**What you have to do**
Please reproduce the entries exactly, skipping each picture.

== == ==

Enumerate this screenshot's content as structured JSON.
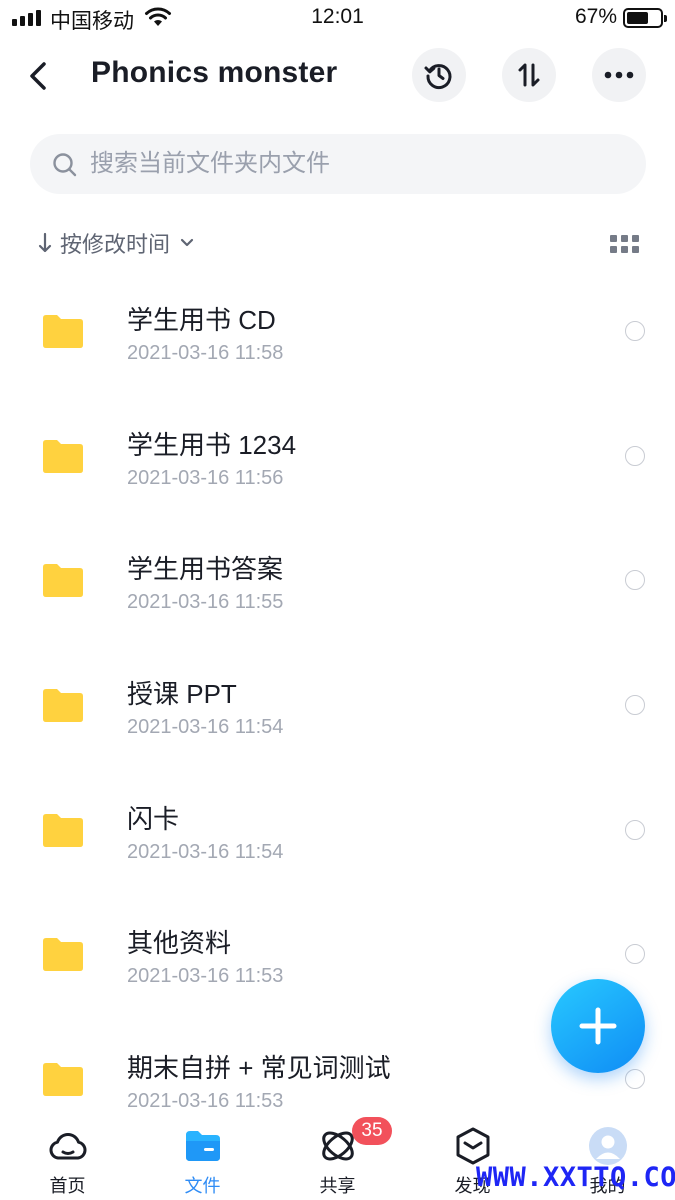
{
  "status_bar": {
    "carrier": "中国移动",
    "time": "12:01",
    "battery": "67%",
    "battery_level": 0.67
  },
  "header": {
    "title": "Phonics monster",
    "back_icon": "chevron-left-icon",
    "actions": [
      "history-icon",
      "sort-arrows-icon",
      "more-icon"
    ]
  },
  "search": {
    "placeholder": "搜索当前文件夹内文件",
    "value": "",
    "icon": "search-icon"
  },
  "sort": {
    "label": "按修改时间",
    "icon": "arrow-down-icon",
    "view_icon": "grid-view-icon"
  },
  "files": [
    {
      "name": "学生用书 CD",
      "date": "2021-03-16 11:58",
      "icon": "folder-icon"
    },
    {
      "name": "学生用书 1234",
      "date": "2021-03-16 11:56",
      "icon": "folder-icon"
    },
    {
      "name": "学生用书答案",
      "date": "2021-03-16 11:55",
      "icon": "folder-icon"
    },
    {
      "name": "授课 PPT",
      "date": "2021-03-16 11:54",
      "icon": "folder-icon"
    },
    {
      "name": "闪卡",
      "date": "2021-03-16 11:54",
      "icon": "folder-icon"
    },
    {
      "name": "其他资料",
      "date": "2021-03-16 11:53",
      "icon": "folder-icon"
    },
    {
      "name": "期末自拼 + 常见词测试",
      "date": "2021-03-16 11:53",
      "icon": "folder-icon"
    }
  ],
  "fab": {
    "icon": "plus-icon"
  },
  "tabbar": {
    "tabs": [
      {
        "label": "首页",
        "icon": "cloud-home-icon",
        "active": false
      },
      {
        "label": "文件",
        "icon": "folder-tab-icon",
        "active": true
      },
      {
        "label": "共享",
        "icon": "share-orbit-icon",
        "active": false,
        "badge": "35"
      },
      {
        "label": "发现",
        "icon": "discover-box-icon",
        "active": false
      },
      {
        "label": "我的",
        "icon": "avatar-icon",
        "active": false
      }
    ]
  },
  "watermark": "WWW.XXTTQ.COM",
  "colors": {
    "accent": "#2f8cf5",
    "folder": "#ffd23f",
    "badge": "#f2515b",
    "watermark": "#1e26f5"
  }
}
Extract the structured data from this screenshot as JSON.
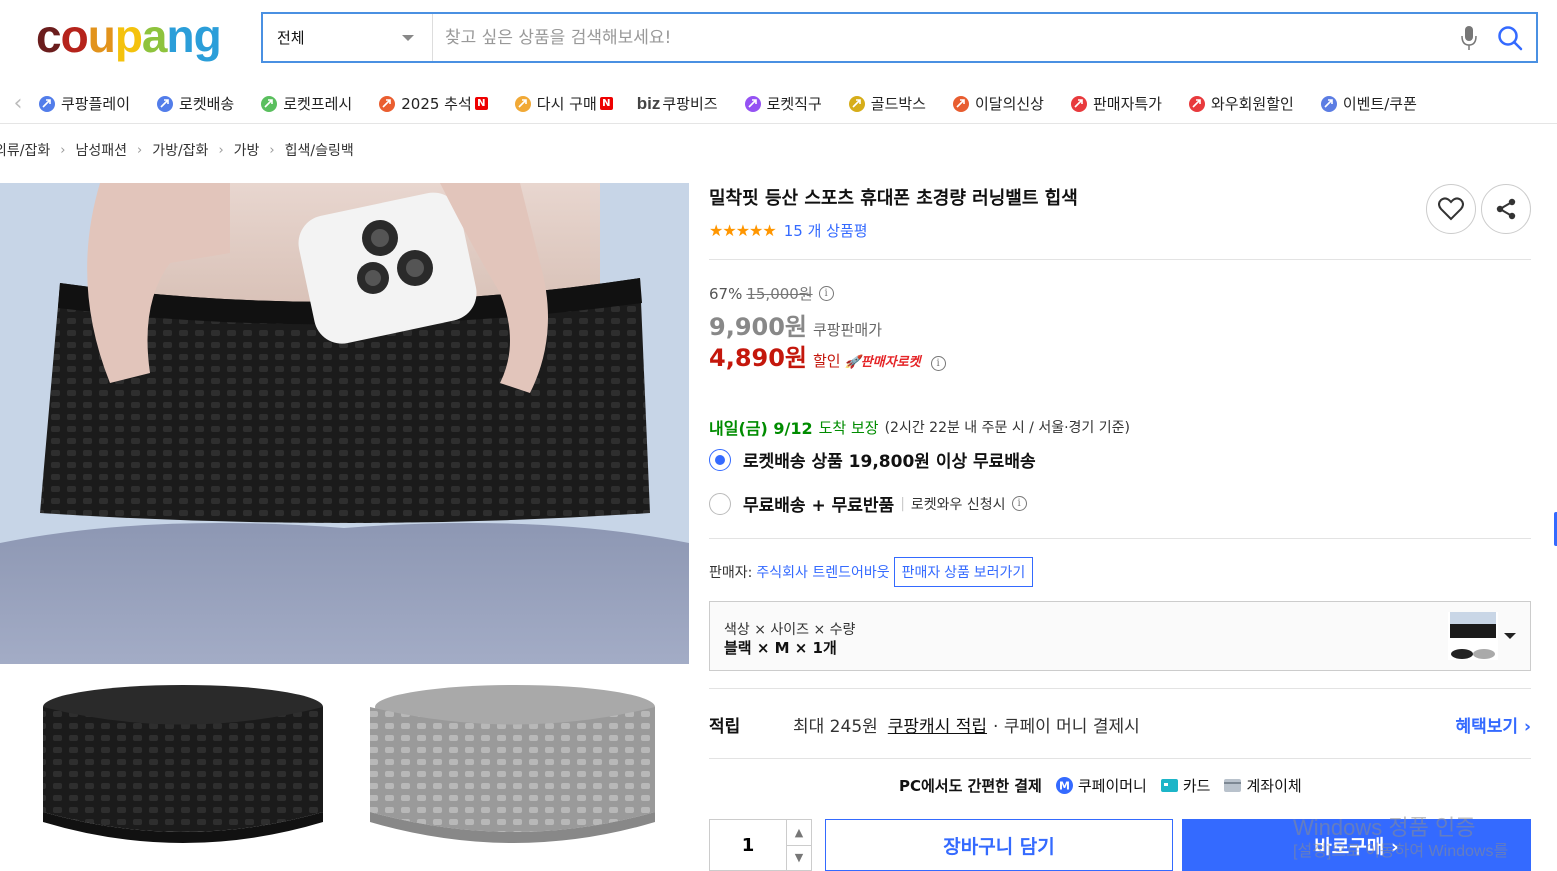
{
  "header": {
    "logo_text": [
      "c",
      "o",
      "u",
      "p",
      "a",
      "n",
      "g"
    ],
    "logo_colors": [
      "#6b1d1d",
      "#b5231b",
      "#e2931c",
      "#f4c20d",
      "#8ec33d",
      "#2b9ed9",
      "#2b9ed9"
    ],
    "search_category": "전체",
    "search_placeholder": "찾고 싶은 상품을 검색해보세요!",
    "accent_color": "#346aff"
  },
  "nav": {
    "items": [
      {
        "label": "쿠팡플레이",
        "icon": "coupang-play-icon",
        "badge": ""
      },
      {
        "label": "로켓배송",
        "icon": "rocket-icon",
        "badge": ""
      },
      {
        "label": "로켓프레시",
        "icon": "rocket-fresh-icon",
        "badge": ""
      },
      {
        "label": "2025 추석",
        "icon": "chuseok-icon",
        "badge": "N"
      },
      {
        "label": "다시 구매",
        "icon": "rebuy-icon",
        "badge": "N"
      },
      {
        "label": "쿠팡비즈",
        "icon": "biz-icon",
        "prefix": "biz",
        "badge": ""
      },
      {
        "label": "로켓직구",
        "icon": "rocket-global-icon",
        "badge": ""
      },
      {
        "label": "골드박스",
        "icon": "goldbox-icon",
        "badge": ""
      },
      {
        "label": "이달의신상",
        "icon": "new-icon",
        "badge": ""
      },
      {
        "label": "판매자특가",
        "icon": "seller-deal-icon",
        "badge": ""
      },
      {
        "label": "와우회원할인",
        "icon": "wow-icon",
        "badge": ""
      },
      {
        "label": "이벤트/쿠폰",
        "icon": "coupon-icon",
        "badge": ""
      }
    ]
  },
  "breadcrumb": [
    "의류/잡화",
    "남성패션",
    "가방/잡화",
    "가방",
    "힙색/슬링백"
  ],
  "product": {
    "title": "밀착핏 등산 스포츠 휴대폰 초경량 러닝밸트 힙색",
    "review_text": "15 개 상품평",
    "rating_stars": "★★★★★",
    "discount_rate": "67%",
    "original_price": "15,000원",
    "coupang_price": "9,900원",
    "coupang_price_label": "쿠팡판매가",
    "sale_price": "4,890원",
    "sale_label": "할인",
    "seller_rocket": "판매자로켓",
    "delivery_date": "내일(금) 9/12",
    "delivery_arrive": "도착 보장",
    "delivery_note": "(2시간 22분 내 주문 시 / 서울·경기 기준)",
    "ship_option_1": "로켓배송 상품 19,800원 이상 무료배송",
    "ship_option_2": "무료배송 + 무료반품",
    "ship_option_2_sub": "로켓와우 신청시",
    "seller_prefix": "판매자:",
    "seller_name": "주식회사 트렌드어바웃",
    "seller_button": "판매자 상품 보러가기",
    "option_header": "색상 × 사이즈 × 수량",
    "option_value": "블랙 × M × 1개",
    "reward_title": "적립",
    "reward_text_1": "최대 245원",
    "reward_link_cash": "쿠팡캐시 적립",
    "reward_text_2": "· 쿠페이 머니 결제시",
    "reward_more": "혜택보기",
    "pay_title": "PC에서도 간편한 결제",
    "pay_methods": [
      "쿠페이머니",
      "카드",
      "계좌이체"
    ],
    "quantity": "1",
    "cart_button": "장바구니 담기",
    "buy_button": "바로구매"
  },
  "watermark": {
    "line1": "Windows 정품 인증",
    "line2": "[설정]으로 이동하여 Windows를"
  }
}
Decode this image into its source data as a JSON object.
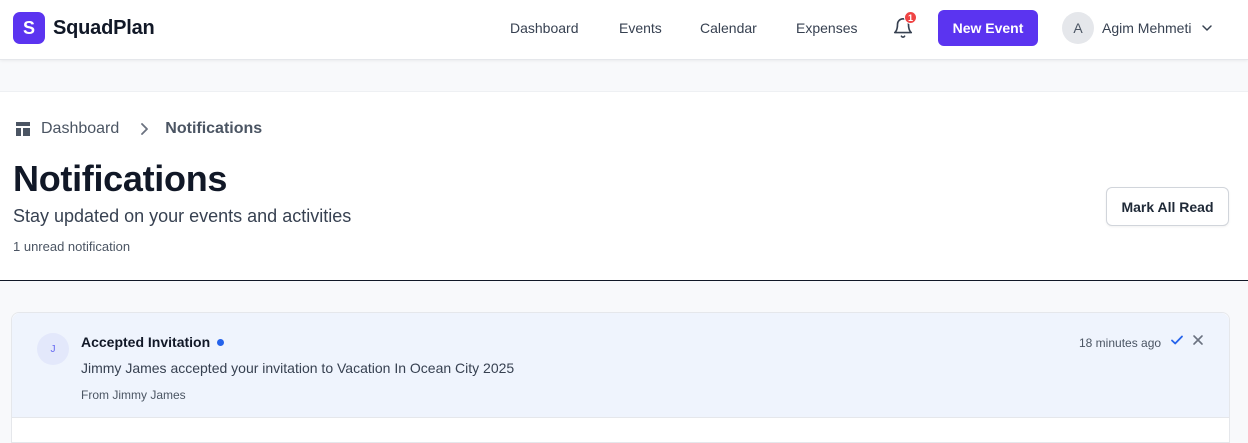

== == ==

**Exercise output**
Enumerate this screenshot's content as structured JSON.
{
  "status_bar": {
    "carrier": "中国移动",
    "time": "12:01",
    "battery": "67%",
    "battery_level": 0.67
  },
  "header": {
    "title": "Phonics monster",
    "back_icon": "chevron-left-icon",
    "actions": [
      "history-icon",
      "sort-arrows-icon",
      "more-icon"
    ]
  },
  "search": {
    "placeholder": "搜索当前文件夹内文件",
    "value": "",
    "icon": "search-icon"
  },
  "sort": {
    "label": "按修改时间",
    "icon": "arrow-down-icon",
    "view_icon": "grid-view-icon"
  },
  "files": [
    {
      "name": "学生用书 CD",
      "date": "2021-03-16 11:58",
      "icon": "folder-icon"
    },
    {
      "name": "学生用书 1234",
      "date": "2021-03-16 11:56",
      "icon": "folder-icon"
    },
    {
      "name": "学生用书答案",
      "date": "2021-03-16 11:55",
      "icon": "folder-icon"
    },
    {
      "name": "授课 PPT",
      "date": "2021-03-16 11:54",
      "icon": "folder-icon"
    },
    {
      "name": "闪卡",
      "date": "2021-03-16 11:54",
      "icon": "folder-icon"
    },
    {
      "name": "其他资料",
      "date": "2021-03-16 11:53",
      "icon": "folder-icon"
    },
    {
      "name": "期末自拼 + 常见词测试",
      "date": "2021-03-16 11:53",
      "icon": "folder-icon"
    }
  ],
  "fab": {
    "icon": "plus-icon"
  },
  "tabbar": {
    "tabs": [
      {
        "label": "首页",
        "icon": "cloud-home-icon",
        "active": false
      },
      {
        "label": "文件",
        "icon": "folder-tab-icon",
        "active": true
      },
      {
        "label": "共享",
        "icon": "share-orbit-icon",
        "active": false,
        "badge": "35"
      },
      {
        "label": "发现",
        "icon": "discover-box-icon",
        "active": false
      },
      {
        "label": "我的",
        "icon": "avatar-icon",
        "active": false
      }
    ]
  },
  "watermark": "WWW.XXTTQ.COM",
  "colors": {
    "accent": "#2f8cf5",
    "folder": "#ffd23f",
    "badge": "#f2515b",
    "watermark": "#1e26f5"
  }
}
Extract the structured data from this screenshot as JSON.
{
  "header": {
    "logo_text": [
      "c",
      "o",
      "u",
      "p",
      "a",
      "n",
      "g"
    ],
    "logo_colors": [
      "#6b1d1d",
      "#b5231b",
      "#e2931c",
      "#f4c20d",
      "#8ec33d",
      "#2b9ed9",
      "#2b9ed9"
    ],
    "search_category": "전체",
    "search_placeholder": "찾고 싶은 상품을 검색해보세요!",
    "accent_color": "#346aff"
  },
  "nav": {
    "items": [
      {
        "label": "쿠팡플레이",
        "icon": "coupang-play-icon",
        "badge": ""
      },
      {
        "label": "로켓배송",
        "icon": "rocket-icon",
        "badge": ""
      },
      {
        "label": "로켓프레시",
        "icon": "rocket-fresh-icon",
        "badge": ""
      },
      {
        "label": "2025 추석",
        "icon": "chuseok-icon",
        "badge": "N"
      },
      {
        "label": "다시 구매",
        "icon": "rebuy-icon",
        "badge": "N"
      },
      {
        "label": "쿠팡비즈",
        "icon": "biz-icon",
        "prefix": "biz",
        "badge": ""
      },
      {
        "label": "로켓직구",
        "icon": "rocket-global-icon",
        "badge": ""
      },
      {
        "label": "골드박스",
        "icon": "goldbox-icon",
        "badge": ""
      },
      {
        "label": "이달의신상",
        "icon": "new-icon",
        "badge": ""
      },
      {
        "label": "판매자특가",
        "icon": "seller-deal-icon",
        "badge": ""
      },
      {
        "label": "와우회원할인",
        "icon": "wow-icon",
        "badge": ""
      },
      {
        "label": "이벤트/쿠폰",
        "icon": "coupon-icon",
        "badge": ""
      }
    ]
  },
  "breadcrumb": [
    "의류/잡화",
    "남성패션",
    "가방/잡화",
    "가방",
    "힙색/슬링백"
  ],
  "product": {
    "title": "밀착핏 등산 스포츠 휴대폰 초경량 러닝밸트 힙색",
    "review_text": "15 개 상품평",
    "rating_stars": "★★★★★",
    "discount_rate": "67%",
    "original_price": "15,000원",
    "coupang_price": "9,900원",
    "coupang_price_label": "쿠팡판매가",
    "sale_price": "4,890원",
    "sale_label": "할인",
    "seller_rocket": "판매자로켓",
    "delivery_date": "내일(금) 9/12",
    "delivery_arrive": "도착 보장",
    "delivery_note": "(2시간 22분 내 주문 시 / 서울·경기 기준)",
    "ship_option_1": "로켓배송 상품 19,800원 이상 무료배송",
    "ship_option_2": "무료배송 + 무료반품",
    "ship_option_2_sub": "로켓와우 신청시",
    "seller_prefix": "판매자:",
    "seller_name": "주식회사 트렌드어바웃",
    "seller_button": "판매자 상품 보러가기",
    "option_header": "색상 × 사이즈 × 수량",
    "option_value": "블랙 × M × 1개",
    "reward_title": "적립",
    "reward_text_1": "최대 245원",
    "reward_link_cash": "쿠팡캐시 적립",
    "reward_text_2": "· 쿠페이 머니 결제시",
    "reward_more": "혜택보기",
    "pay_title": "PC에서도 간편한 결제",
    "pay_methods": [
      "쿠페이머니",
      "카드",
      "계좌이체"
    ],
    "quantity": "1",
    "cart_button": "장바구니 담기",
    "buy_button": "바로구매"
  },
  "watermark": {
    "line1": "Windows 정품 인증",
    "line2": "[설정]으로 이동하여 Windows를"
  }
}
Decode this image into its source data as a JSON object.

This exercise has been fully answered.